Your instructions
Even where a line looks wrong, copy it exactly and include every entry.

Given data

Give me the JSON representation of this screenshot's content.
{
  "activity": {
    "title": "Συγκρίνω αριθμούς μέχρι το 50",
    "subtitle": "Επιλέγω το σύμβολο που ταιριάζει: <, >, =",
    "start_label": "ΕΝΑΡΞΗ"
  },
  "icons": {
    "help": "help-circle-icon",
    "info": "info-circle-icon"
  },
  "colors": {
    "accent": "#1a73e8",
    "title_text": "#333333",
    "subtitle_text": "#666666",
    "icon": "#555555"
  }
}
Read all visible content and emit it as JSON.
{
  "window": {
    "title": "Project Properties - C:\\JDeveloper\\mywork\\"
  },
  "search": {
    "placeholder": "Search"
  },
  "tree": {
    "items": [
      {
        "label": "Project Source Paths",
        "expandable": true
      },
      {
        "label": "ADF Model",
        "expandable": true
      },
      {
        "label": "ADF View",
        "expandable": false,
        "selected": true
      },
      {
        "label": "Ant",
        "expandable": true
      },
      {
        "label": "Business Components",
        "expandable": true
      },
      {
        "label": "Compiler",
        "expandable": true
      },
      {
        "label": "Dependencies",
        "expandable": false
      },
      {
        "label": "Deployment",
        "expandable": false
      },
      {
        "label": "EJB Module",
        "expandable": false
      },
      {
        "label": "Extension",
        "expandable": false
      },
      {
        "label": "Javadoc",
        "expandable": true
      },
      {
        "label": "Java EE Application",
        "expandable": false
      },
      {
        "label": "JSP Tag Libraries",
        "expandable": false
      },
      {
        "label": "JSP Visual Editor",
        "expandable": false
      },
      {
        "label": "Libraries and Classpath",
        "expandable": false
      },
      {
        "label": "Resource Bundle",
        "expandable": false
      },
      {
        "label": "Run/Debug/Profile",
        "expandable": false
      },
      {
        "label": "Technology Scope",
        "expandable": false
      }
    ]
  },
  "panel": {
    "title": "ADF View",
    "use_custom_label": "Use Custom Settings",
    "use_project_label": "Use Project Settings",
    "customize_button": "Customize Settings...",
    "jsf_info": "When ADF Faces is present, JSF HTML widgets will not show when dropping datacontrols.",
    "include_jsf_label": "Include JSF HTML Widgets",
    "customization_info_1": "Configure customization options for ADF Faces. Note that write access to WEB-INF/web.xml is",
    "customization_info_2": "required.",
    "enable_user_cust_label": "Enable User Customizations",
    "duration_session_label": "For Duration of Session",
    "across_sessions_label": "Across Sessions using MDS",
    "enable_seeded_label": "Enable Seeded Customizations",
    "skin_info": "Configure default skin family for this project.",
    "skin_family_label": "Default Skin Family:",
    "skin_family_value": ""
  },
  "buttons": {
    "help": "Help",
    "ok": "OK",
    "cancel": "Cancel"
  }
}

Output of the exercise
Give me the JSON representation of this screenshot's content.
{
  "activity": {
    "title": "Συγκρίνω αριθμούς μέχρι το 50",
    "subtitle": "Επιλέγω το σύμβολο που ταιριάζει: <, >, =",
    "start_label": "ΕΝΑΡΞΗ"
  },
  "icons": {
    "help": "help-circle-icon",
    "info": "info-circle-icon"
  },
  "colors": {
    "accent": "#1a73e8",
    "title_text": "#333333",
    "subtitle_text": "#666666",
    "icon": "#555555"
  }
}
Read all visible content and emit it as JSON.
{
  "window": {
    "title": "Project Properties - C:\\JDeveloper\\mywork\\"
  },
  "search": {
    "placeholder": "Search"
  },
  "tree": {
    "items": [
      {
        "label": "Project Source Paths",
        "expandable": true
      },
      {
        "label": "ADF Model",
        "expandable": true
      },
      {
        "label": "ADF View",
        "expandable": false,
        "selected": true
      },
      {
        "label": "Ant",
        "expandable": true
      },
      {
        "label": "Business Components",
        "expandable": true
      },
      {
        "label": "Compiler",
        "expandable": true
      },
      {
        "label": "Dependencies",
        "expandable": false
      },
      {
        "label": "Deployment",
        "expandable": false
      },
      {
        "label": "EJB Module",
        "expandable": false
      },
      {
        "label": "Extension",
        "expandable": false
      },
      {
        "label": "Javadoc",
        "expandable": true
      },
      {
        "label": "Java EE Application",
        "expandable": false
      },
      {
        "label": "JSP Tag Libraries",
        "expandable": false
      },
      {
        "label": "JSP Visual Editor",
        "expandable": false
      },
      {
        "label": "Libraries and Classpath",
        "expandable": false
      },
      {
        "label": "Resource Bundle",
        "expandable": false
      },
      {
        "label": "Run/Debug/Profile",
        "expandable": false
      },
      {
        "label": "Technology Scope",
        "expandable": false
      }
    ]
  },
  "panel": {
    "title": "ADF View",
    "use_custom_label": "Use Custom Settings",
    "use_project_label": "Use Project Settings",
    "customize_button": "Customize Settings...",
    "jsf_info": "When ADF Faces is present, JSF HTML widgets will not show when dropping datacontrols.",
    "include_jsf_label": "Include JSF HTML Widgets",
    "customization_info_1": "Configure customization options for ADF Faces. Note that write access to WEB-INF/web.xml is",
    "customization_info_2": "required.",
    "enable_user_cust_label": "Enable User Customizations",
    "duration_session_label": "For Duration of Session",
    "across_sessions_label": "Across Sessions using MDS",
    "enable_seeded_label": "Enable Seeded Customizations",
    "skin_info": "Configure default skin family for this project.",
    "skin_family_label": "Default Skin Family:",
    "skin_family_value": ""
  },
  "buttons": {
    "help": "Help",
    "ok": "OK",
    "cancel": "Cancel"
  }
}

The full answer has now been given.